The impetuous youth, finding the object of his affections preferred a more fortunate rival, in a moment of disappointment, or insanity, committed suicide. In these matters there is certainly no accounting for taste, but to me the lady appeared plain in her person, without exhibiting either grace or uncommon talent as an actress, and assuredly a less captivating Desdemona never drove Moor or Christian mad for jealousy, — for on this occasion she acted the heroine in Rossini’s opera of “Othello”

The fiery hero was played by a little meagre woman, Madame de la Roche, who, though a good actress, was but very ill calculated to fill this character. The orchestra was excellent, as is generally the case in the Austrian empire, where music is so industriously cultivated; and the singing far better than could be expected in a provincial town so distant from the capital.

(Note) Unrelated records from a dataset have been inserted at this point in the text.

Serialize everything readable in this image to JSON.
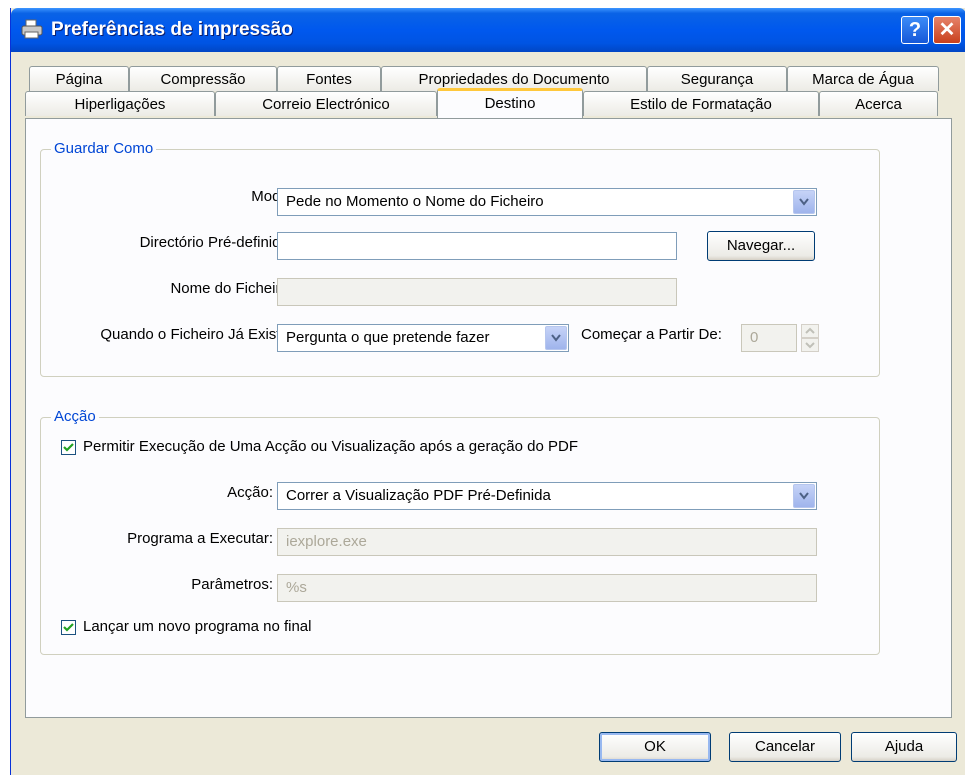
{
  "window": {
    "title": "Preferências de impressão",
    "help_glyph": "?",
    "close_glyph": "✕"
  },
  "tabs_row1": [
    {
      "label": "Página"
    },
    {
      "label": "Compressão"
    },
    {
      "label": "Fontes"
    },
    {
      "label": "Propriedades do Documento"
    },
    {
      "label": "Segurança"
    },
    {
      "label": "Marca de Água"
    }
  ],
  "tabs_row2": [
    {
      "label": "Hiperligações"
    },
    {
      "label": "Correio Electrónico"
    },
    {
      "label": "Destino"
    },
    {
      "label": "Estilo de Formatação"
    },
    {
      "label": "Acerca"
    }
  ],
  "save_as": {
    "group_title": "Guardar Como",
    "mode_label": "Modo:",
    "mode_value": "Pede no Momento o Nome do Ficheiro",
    "default_dir_label": "Directório Pré-definido:",
    "default_dir_value": "",
    "browse_label": "Navegar...",
    "filename_label": "Nome do Ficheiro:",
    "filename_value": "",
    "exists_label": "Quando o Ficheiro Já Existe:",
    "exists_value": "Pergunta o que pretende fazer",
    "start_from_label": "Começar a Partir De:",
    "start_from_value": "0"
  },
  "action": {
    "group_title": "Acção",
    "allow_label": "Permitir Execução de Uma Acção ou Visualização após a geração do PDF",
    "allow_checked": true,
    "action_label": "Acção:",
    "action_value": "Correr a Visualização PDF Pré-Definida",
    "program_label": "Programa a Executar:",
    "program_value": "iexplore.exe",
    "params_label": "Parâmetros:",
    "params_value": "%s",
    "launch_label": "Lançar um novo programa no final",
    "launch_checked": true
  },
  "buttons": {
    "ok": "OK",
    "cancel": "Cancelar",
    "help": "Ajuda"
  }
}
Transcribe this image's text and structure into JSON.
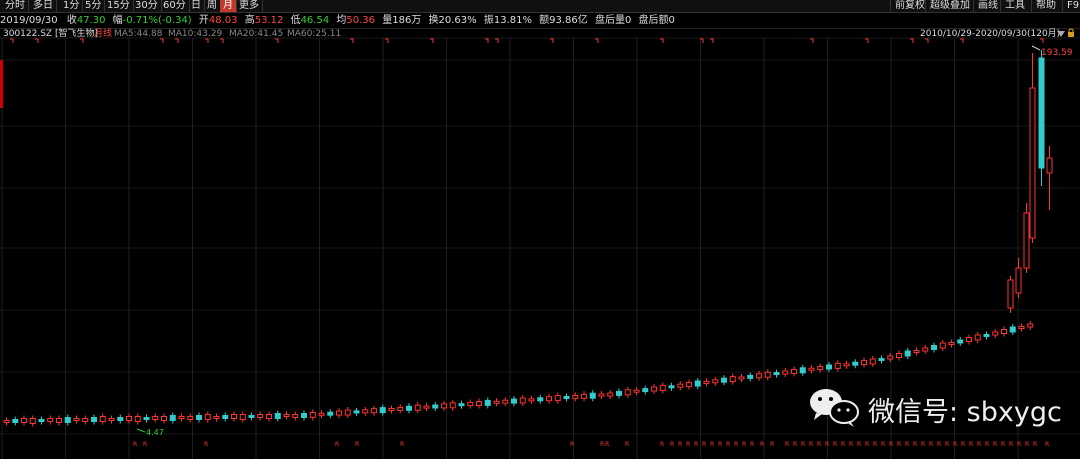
{
  "toolbar": {
    "items": [
      "分时",
      "多日",
      "1分",
      "5分",
      "15分",
      "30分",
      "60分",
      "日",
      "周",
      "月",
      "更多"
    ],
    "active_index": 9,
    "right_items": [
      "前复权",
      "超级叠加",
      "画线",
      "工具",
      "帮助",
      "F9"
    ]
  },
  "quote": {
    "date": "2019/09/30",
    "close_label": "收",
    "close_value": "47.30",
    "change_label": "幅",
    "change_value": "-0.71%(-0.34)",
    "open_label": "开",
    "open_value": "48.03",
    "high_label": "高",
    "high_value": "53.12",
    "low_label": "低",
    "low_value": "46.54",
    "avg_label": "均",
    "avg_value": "50.36",
    "volume_label": "量",
    "volume_value": "186万",
    "turnover_label": "换",
    "turnover_value": "20.63%",
    "amplitude_label": "振",
    "amplitude_value": "13.81%",
    "amount_label": "额",
    "amount_value": "93.86亿",
    "after_vol_label": "盘后量",
    "after_vol_value": "0",
    "after_amt_label": "盘后额",
    "after_amt_value": "0"
  },
  "indicator_bar": {
    "stock": "300122.SZ [智飞生物]",
    "period": "月线",
    "ma5": "MA5:44.88",
    "ma10": "MA10:43.29",
    "ma20": "MA20:41.45",
    "ma60": "MA60:25.11",
    "range": "2010/10/29-2020/09/30(120月)"
  },
  "colors": {
    "up": "#ff3333",
    "down": "#33cccc",
    "grid": "#333333",
    "text_red": "#ff4444",
    "text_green": "#33cc33"
  },
  "chart_data": {
    "type": "candlestick",
    "period": "monthly",
    "bars": 120,
    "annotations": {
      "high_label": "193.59",
      "low_label": "4.47"
    }
  },
  "watermark": {
    "text": "微信号: sbxygc",
    "icon": "wechat-icon"
  }
}
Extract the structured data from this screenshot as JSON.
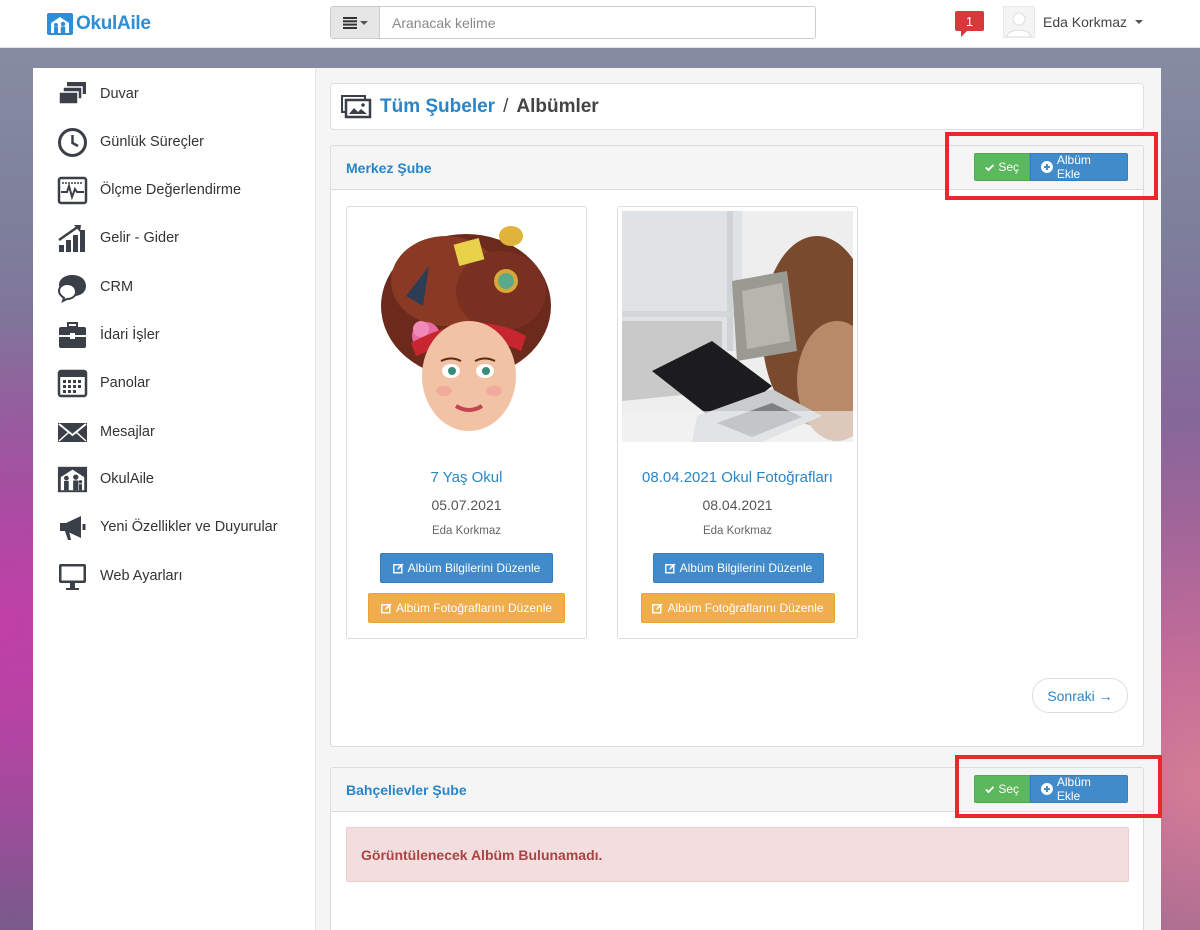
{
  "app": {
    "logo_text": "OkulAile"
  },
  "search": {
    "placeholder": "Aranacak kelime"
  },
  "notifications": {
    "count": "1"
  },
  "user": {
    "name": "Eda Korkmaz"
  },
  "sidebar": {
    "items": [
      {
        "label": "Duvar",
        "icon": "wall-icon"
      },
      {
        "label": "Günlük Süreçler",
        "icon": "clock-icon"
      },
      {
        "label": "Ölçme Değerlendirme",
        "icon": "pulse-icon"
      },
      {
        "label": "Gelir - Gider",
        "icon": "growth-chart-icon"
      },
      {
        "label": "CRM",
        "icon": "chat-bubbles-icon"
      },
      {
        "label": "İdari İşler",
        "icon": "briefcase-icon"
      },
      {
        "label": "Panolar",
        "icon": "calendar-board-icon"
      },
      {
        "label": "Mesajlar",
        "icon": "envelope-icon"
      },
      {
        "label": "OkulAile",
        "icon": "family-icon"
      },
      {
        "label": "Yeni Özellikler ve Duyurular",
        "icon": "megaphone-icon"
      },
      {
        "label": "Web Ayarları",
        "icon": "monitor-icon"
      }
    ]
  },
  "breadcrumb": {
    "parent": "Tüm Şubeler",
    "separator": "/",
    "current": "Albümler"
  },
  "branches": [
    {
      "title": "Merkez Şube",
      "select_label": "Seç",
      "add_label": "Albüm Ekle",
      "albums": [
        {
          "title": "7 Yaş Okul",
          "date": "05.07.2021",
          "owner": "Eda Korkmaz",
          "edit_info_label": "Albüm Bilgilerini Düzenle",
          "edit_photos_label": "Albüm Fotoğraflarını Düzenle"
        },
        {
          "title": "08.04.2021 Okul Fotoğrafları",
          "date": "08.04.2021",
          "owner": "Eda Korkmaz",
          "edit_info_label": "Albüm Bilgilerini Düzenle",
          "edit_photos_label": "Albüm Fotoğraflarını Düzenle"
        }
      ],
      "next_label": "Sonraki →"
    },
    {
      "title": "Bahçelievler Şube",
      "select_label": "Seç",
      "add_label": "Albüm Ekle",
      "empty_message": "Görüntülenecek Albüm Bulunamadı."
    }
  ],
  "colors": {
    "brand": "#2a8fd6",
    "link": "#2a85c7",
    "success": "#5cb85c",
    "primary": "#428bca",
    "warning": "#f0ad4e",
    "danger_text": "#a94442",
    "highlight": "#e8282b"
  }
}
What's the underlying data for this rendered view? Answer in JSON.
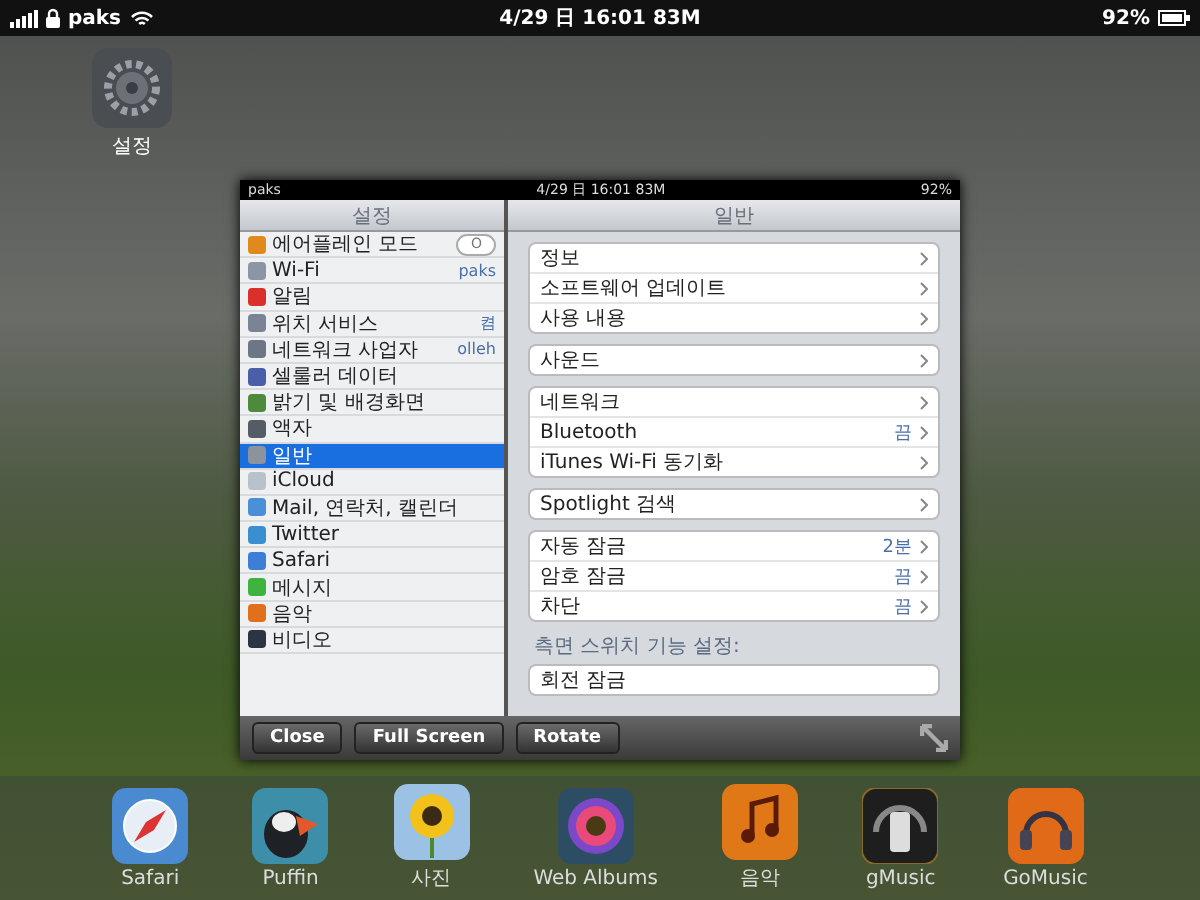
{
  "status_bar": {
    "carrier": "paks",
    "datetime": "4/29 日 16:01 83M",
    "battery": "92%"
  },
  "home_icon": {
    "label": "설정"
  },
  "panel": {
    "status_bar": {
      "carrier": "paks",
      "datetime": "4/29 日 16:01 83M",
      "battery": "92%"
    },
    "sidebar": {
      "title": "설정",
      "items": [
        {
          "label": "에어플레인 모드",
          "color": "#e08a1e",
          "toggle": {
            "on": false,
            "label": "O"
          },
          "selected": false
        },
        {
          "label": "Wi-Fi",
          "value": "paks",
          "color": "#8a95a5",
          "selected": false
        },
        {
          "label": "알림",
          "color": "#d9302c",
          "selected": false
        },
        {
          "label": "위치 서비스",
          "value": "켬",
          "color": "#7a8494",
          "selected": false
        },
        {
          "label": "네트워크 사업자",
          "value": "olleh",
          "color": "#6d7684",
          "selected": false
        },
        {
          "label": "셀룰러 데이터",
          "color": "#4a5fa8",
          "selected": false
        },
        {
          "label": "밝기 및 배경화면",
          "color": "#4d8a3c",
          "selected": false
        },
        {
          "label": "액자",
          "color": "#555c66",
          "selected": false
        },
        {
          "label": "일반",
          "color": "#8c939c",
          "selected": true
        },
        {
          "label": "iCloud",
          "color": "#b9c2cc",
          "selected": false
        },
        {
          "label": "Mail, 연락처, 캘린더",
          "color": "#4a8fd8",
          "selected": false
        },
        {
          "label": "Twitter",
          "color": "#3a8fd0",
          "selected": false
        },
        {
          "label": "Safari",
          "color": "#3d7fd6",
          "selected": false
        },
        {
          "label": "메시지",
          "color": "#3fb33f",
          "selected": false
        },
        {
          "label": "음악",
          "color": "#e0701c",
          "selected": false
        },
        {
          "label": "비디오",
          "color": "#2b3440",
          "selected": false
        }
      ]
    },
    "detail": {
      "title": "일반",
      "groups": [
        {
          "rows": [
            {
              "label": "정보"
            },
            {
              "label": "소프트웨어 업데이트"
            },
            {
              "label": "사용 내용"
            }
          ]
        },
        {
          "rows": [
            {
              "label": "사운드"
            }
          ]
        },
        {
          "rows": [
            {
              "label": "네트워크"
            },
            {
              "label": "Bluetooth",
              "value": "끔"
            },
            {
              "label": "iTunes Wi-Fi 동기화"
            }
          ]
        },
        {
          "rows": [
            {
              "label": "Spotlight 검색"
            }
          ]
        },
        {
          "rows": [
            {
              "label": "자동 잠금",
              "value": "2분"
            },
            {
              "label": "암호 잠금",
              "value": "끔"
            },
            {
              "label": "차단",
              "value": "끔"
            }
          ]
        },
        {
          "header": "측면 스위치 기능 설정:",
          "rows": [
            {
              "label": "회전 잠금",
              "chevron": false
            }
          ]
        }
      ]
    },
    "buttons": [
      "Close",
      "Full Screen",
      "Rotate"
    ]
  },
  "dock": [
    {
      "label": "Safari",
      "kind": "compass"
    },
    {
      "label": "Puffin",
      "kind": "bird"
    },
    {
      "label": "사진",
      "kind": "sunflower"
    },
    {
      "label": "Web Albums",
      "kind": "flower"
    },
    {
      "label": "음악",
      "kind": "note"
    },
    {
      "label": "gMusic",
      "kind": "phone"
    },
    {
      "label": "GoMusic",
      "kind": "headphones"
    }
  ]
}
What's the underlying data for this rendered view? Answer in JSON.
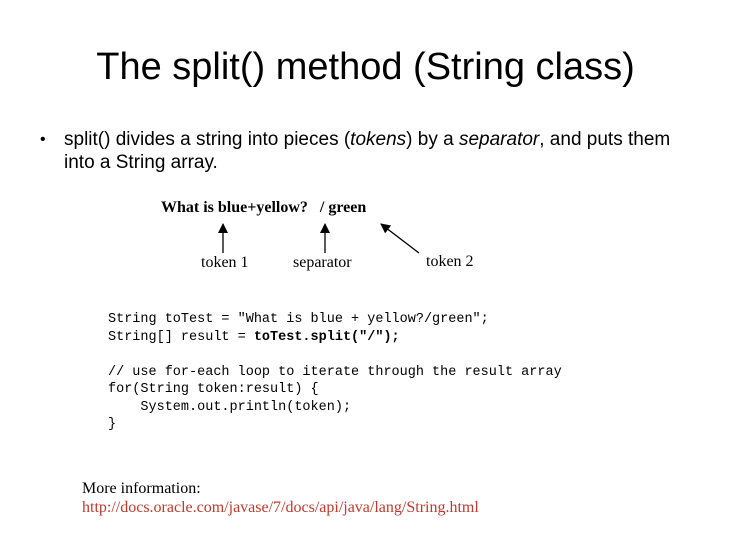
{
  "slide": {
    "title": "The split() method (String class)",
    "bullet": {
      "marker": "•",
      "part1": "split() divides a string into pieces (",
      "em1": "tokens",
      "part2": ") by a ",
      "em2": "separator",
      "part3": ", and puts them into a String array."
    },
    "diagram": {
      "sentence": "What is blue+yellow?   / green",
      "labels": {
        "token1": "token 1",
        "separator": "separator",
        "token2": "token 2"
      }
    },
    "code": {
      "line1": "String toTest = \"What is blue + yellow?/green\";",
      "line2_prefix": "String[] result = ",
      "line2_bold": "toTest.split(\"/\");",
      "line3": "",
      "line4": "// use for-each loop to iterate through the result array",
      "line5": "for(String token:result) {",
      "line6": "    System.out.println(token);",
      "line7": "}"
    },
    "more_info": {
      "label": "More information:",
      "url": "http://docs.oracle.com/javase/7/docs/api/java/lang/String.html"
    }
  }
}
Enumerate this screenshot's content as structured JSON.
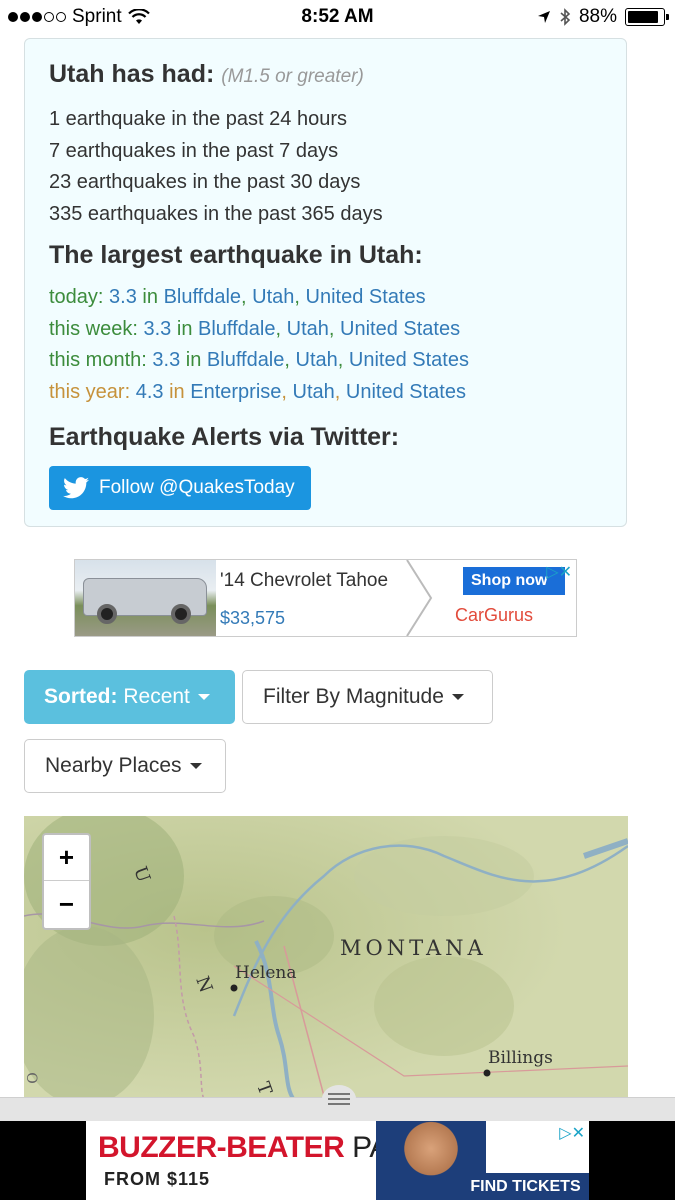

I must here beg leave to say a few words respecting my servant Nathan, who was so fortunate, after an absence of ten years, to find his father alive and well at Lemberg. Their meeting was really affecting. The old man, with his flowing beard blanched with age, threw himself on the neck of his long lost child, and wept like an infant: thus realizing the parable of the return of the prodigal son to his father; and, like him, the old man invited the whole of his friends to a banquet to celebrate the event, for he was very rich, having become so by pursuing the usual avocations of his race in these countries. It appears he commenced life as a factor, then dealt in vodka, and kept an inn; after removing from Teschen to Tarnow, he finally settled in Lemberg, – where he trafficked in the more costly merchandize of gold, silver, and fur. At the time the cholera raged in that town he was bereft of his wife, son, and daughter, which left him in his old age a solitary being, without a single individual in the world to whom he was attached. Brokenhearted and disconsolate, he retired from business, to linger out a cheerless existence, unblessed by affection, uncheered by hope, when the return of a son he had long mourned as dead once more gilded his days with gladness, and will probably be the means of adding many years to his life.